What to work on -
Return all entries below exactly. Skip nothing.

Element data from apps and pages:

- - - - -

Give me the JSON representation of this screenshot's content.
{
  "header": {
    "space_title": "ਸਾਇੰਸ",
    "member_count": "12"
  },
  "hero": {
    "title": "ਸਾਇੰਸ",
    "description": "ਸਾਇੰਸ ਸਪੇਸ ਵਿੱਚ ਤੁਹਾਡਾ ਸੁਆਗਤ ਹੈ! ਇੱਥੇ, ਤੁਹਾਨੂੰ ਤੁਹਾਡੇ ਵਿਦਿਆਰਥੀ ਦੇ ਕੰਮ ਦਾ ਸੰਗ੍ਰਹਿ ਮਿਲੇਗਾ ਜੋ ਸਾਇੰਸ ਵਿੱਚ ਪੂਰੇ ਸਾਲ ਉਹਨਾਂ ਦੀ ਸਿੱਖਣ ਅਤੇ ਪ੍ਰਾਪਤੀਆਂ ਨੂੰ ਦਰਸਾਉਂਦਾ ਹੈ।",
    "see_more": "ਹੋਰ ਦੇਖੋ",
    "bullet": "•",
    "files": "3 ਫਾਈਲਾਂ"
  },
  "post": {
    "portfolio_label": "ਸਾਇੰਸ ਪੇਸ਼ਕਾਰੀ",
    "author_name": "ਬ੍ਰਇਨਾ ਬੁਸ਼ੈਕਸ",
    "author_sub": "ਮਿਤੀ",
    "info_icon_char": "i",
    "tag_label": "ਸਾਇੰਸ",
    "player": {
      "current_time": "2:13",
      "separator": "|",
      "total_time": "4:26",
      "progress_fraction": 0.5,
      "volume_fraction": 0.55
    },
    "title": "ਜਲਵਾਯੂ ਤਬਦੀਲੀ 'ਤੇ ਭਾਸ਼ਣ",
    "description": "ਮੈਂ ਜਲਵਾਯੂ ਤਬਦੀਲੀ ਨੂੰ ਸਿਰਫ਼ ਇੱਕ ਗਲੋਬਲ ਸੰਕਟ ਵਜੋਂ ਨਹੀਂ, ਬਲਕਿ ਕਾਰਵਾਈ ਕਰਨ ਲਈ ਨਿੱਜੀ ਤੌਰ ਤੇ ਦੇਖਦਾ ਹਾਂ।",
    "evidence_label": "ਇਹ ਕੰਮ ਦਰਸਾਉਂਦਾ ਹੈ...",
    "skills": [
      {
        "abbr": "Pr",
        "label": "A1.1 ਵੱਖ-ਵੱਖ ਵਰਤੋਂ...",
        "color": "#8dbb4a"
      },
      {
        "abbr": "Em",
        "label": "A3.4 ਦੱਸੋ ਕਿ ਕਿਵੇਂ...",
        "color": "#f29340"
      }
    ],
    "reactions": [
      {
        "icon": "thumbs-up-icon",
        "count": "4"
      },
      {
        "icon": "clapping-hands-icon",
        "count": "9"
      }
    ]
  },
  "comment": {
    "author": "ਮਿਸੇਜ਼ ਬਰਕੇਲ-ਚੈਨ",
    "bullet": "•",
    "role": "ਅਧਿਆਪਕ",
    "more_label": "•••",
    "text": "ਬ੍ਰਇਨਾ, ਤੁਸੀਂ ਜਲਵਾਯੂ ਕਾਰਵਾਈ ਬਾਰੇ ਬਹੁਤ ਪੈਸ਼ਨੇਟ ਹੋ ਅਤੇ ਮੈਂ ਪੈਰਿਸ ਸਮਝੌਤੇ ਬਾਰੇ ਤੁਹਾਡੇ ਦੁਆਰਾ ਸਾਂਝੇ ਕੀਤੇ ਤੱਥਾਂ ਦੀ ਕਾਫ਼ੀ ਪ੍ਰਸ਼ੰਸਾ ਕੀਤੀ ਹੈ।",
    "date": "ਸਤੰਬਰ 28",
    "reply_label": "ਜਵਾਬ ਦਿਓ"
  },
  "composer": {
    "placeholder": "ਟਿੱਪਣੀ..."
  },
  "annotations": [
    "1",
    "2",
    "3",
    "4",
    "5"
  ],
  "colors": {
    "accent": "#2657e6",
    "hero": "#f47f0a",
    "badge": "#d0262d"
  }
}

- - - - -

Task answer -
Give me the JSON representation of this screenshot's content.
{
  "header": {
    "space_title": "ਸਾਇੰਸ",
    "member_count": "12"
  },
  "hero": {
    "title": "ਸਾਇੰਸ",
    "description": "ਸਾਇੰਸ ਸਪੇਸ ਵਿੱਚ ਤੁਹਾਡਾ ਸੁਆਗਤ ਹੈ! ਇੱਥੇ, ਤੁਹਾਨੂੰ ਤੁਹਾਡੇ ਵਿਦਿਆਰਥੀ ਦੇ ਕੰਮ ਦਾ ਸੰਗ੍ਰਹਿ ਮਿਲੇਗਾ ਜੋ ਸਾਇੰਸ ਵਿੱਚ ਪੂਰੇ ਸਾਲ ਉਹਨਾਂ ਦੀ ਸਿੱਖਣ ਅਤੇ ਪ੍ਰਾਪਤੀਆਂ ਨੂੰ ਦਰਸਾਉਂਦਾ ਹੈ।",
    "see_more": "ਹੋਰ ਦੇਖੋ",
    "bullet": "•",
    "files": "3 ਫਾਈਲਾਂ"
  },
  "post": {
    "portfolio_label": "ਸਾਇੰਸ ਪੇਸ਼ਕਾਰੀ",
    "author_name": "ਬ੍ਰਇਨਾ ਬੁਸ਼ੈਕਸ",
    "author_sub": "ਮਿਤੀ",
    "info_icon_char": "i",
    "tag_label": "ਸਾਇੰਸ",
    "player": {
      "current_time": "2:13",
      "separator": "|",
      "total_time": "4:26",
      "progress_fraction": 0.5,
      "volume_fraction": 0.55
    },
    "title": "ਜਲਵਾਯੂ ਤਬਦੀਲੀ 'ਤੇ ਭਾਸ਼ਣ",
    "description": "ਮੈਂ ਜਲਵਾਯੂ ਤਬਦੀਲੀ ਨੂੰ ਸਿਰਫ਼ ਇੱਕ ਗਲੋਬਲ ਸੰਕਟ ਵਜੋਂ ਨਹੀਂ, ਬਲਕਿ ਕਾਰਵਾਈ ਕਰਨ ਲਈ ਨਿੱਜੀ ਤੌਰ ਤੇ ਦੇਖਦਾ ਹਾਂ।",
    "evidence_label": "ਇਹ ਕੰਮ ਦਰਸਾਉਂਦਾ ਹੈ...",
    "skills": [
      {
        "abbr": "Pr",
        "label": "A1.1 ਵੱਖ-ਵੱਖ ਵਰਤੋਂ...",
        "color": "#8dbb4a"
      },
      {
        "abbr": "Em",
        "label": "A3.4 ਦੱਸੋ ਕਿ ਕਿਵੇਂ...",
        "color": "#f29340"
      }
    ],
    "reactions": [
      {
        "icon": "thumbs-up-icon",
        "count": "4"
      },
      {
        "icon": "clapping-hands-icon",
        "count": "9"
      }
    ]
  },
  "comment": {
    "author": "ਮਿਸੇਜ਼ ਬਰਕੇਲ-ਚੈਨ",
    "bullet": "•",
    "role": "ਅਧਿਆਪਕ",
    "more_label": "•••",
    "text": "ਬ੍ਰਇਨਾ, ਤੁਸੀਂ ਜਲਵਾਯੂ ਕਾਰਵਾਈ ਬਾਰੇ ਬਹੁਤ ਪੈਸ਼ਨੇਟ ਹੋ ਅਤੇ ਮੈਂ ਪੈਰਿਸ ਸਮਝੌਤੇ ਬਾਰੇ ਤੁਹਾਡੇ ਦੁਆਰਾ ਸਾਂਝੇ ਕੀਤੇ ਤੱਥਾਂ ਦੀ ਕਾਫ਼ੀ ਪ੍ਰਸ਼ੰਸਾ ਕੀਤੀ ਹੈ।",
    "date": "ਸਤੰਬਰ 28",
    "reply_label": "ਜਵਾਬ ਦਿਓ"
  },
  "composer": {
    "placeholder": "ਟਿੱਪਣੀ..."
  },
  "annotations": [
    "1",
    "2",
    "3",
    "4",
    "5"
  ],
  "colors": {
    "accent": "#2657e6",
    "hero": "#f47f0a",
    "badge": "#d0262d"
  }
}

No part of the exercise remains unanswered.